» Work to be completed
Report each line of the records below that holds the word "sama".

*** Opening Information supplied ***

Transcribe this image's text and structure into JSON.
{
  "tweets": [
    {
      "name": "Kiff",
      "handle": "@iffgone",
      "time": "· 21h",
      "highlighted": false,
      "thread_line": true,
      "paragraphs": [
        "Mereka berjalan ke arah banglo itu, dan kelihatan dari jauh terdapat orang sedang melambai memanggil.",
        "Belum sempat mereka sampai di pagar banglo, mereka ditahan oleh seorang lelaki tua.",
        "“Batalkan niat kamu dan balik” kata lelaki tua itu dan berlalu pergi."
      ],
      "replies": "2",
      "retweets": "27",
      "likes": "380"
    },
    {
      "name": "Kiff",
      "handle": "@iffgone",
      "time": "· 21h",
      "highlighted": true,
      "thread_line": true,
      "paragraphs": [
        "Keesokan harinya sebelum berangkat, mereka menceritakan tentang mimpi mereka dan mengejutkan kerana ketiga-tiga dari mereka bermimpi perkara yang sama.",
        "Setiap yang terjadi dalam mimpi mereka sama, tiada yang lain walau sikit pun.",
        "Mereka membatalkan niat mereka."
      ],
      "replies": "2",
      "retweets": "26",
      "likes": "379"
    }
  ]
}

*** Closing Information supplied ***

» Response
        "Keesokan harinya sebelum berangkat, mereka menceritakan tentang mimpi mereka dan mengejutkan kerana ketiga-tiga dari mereka bermimpi perkara yang sama.",
        "Setiap yang terjadi dalam mimpi mereka sama, tiada yang lain walau sikit pun.",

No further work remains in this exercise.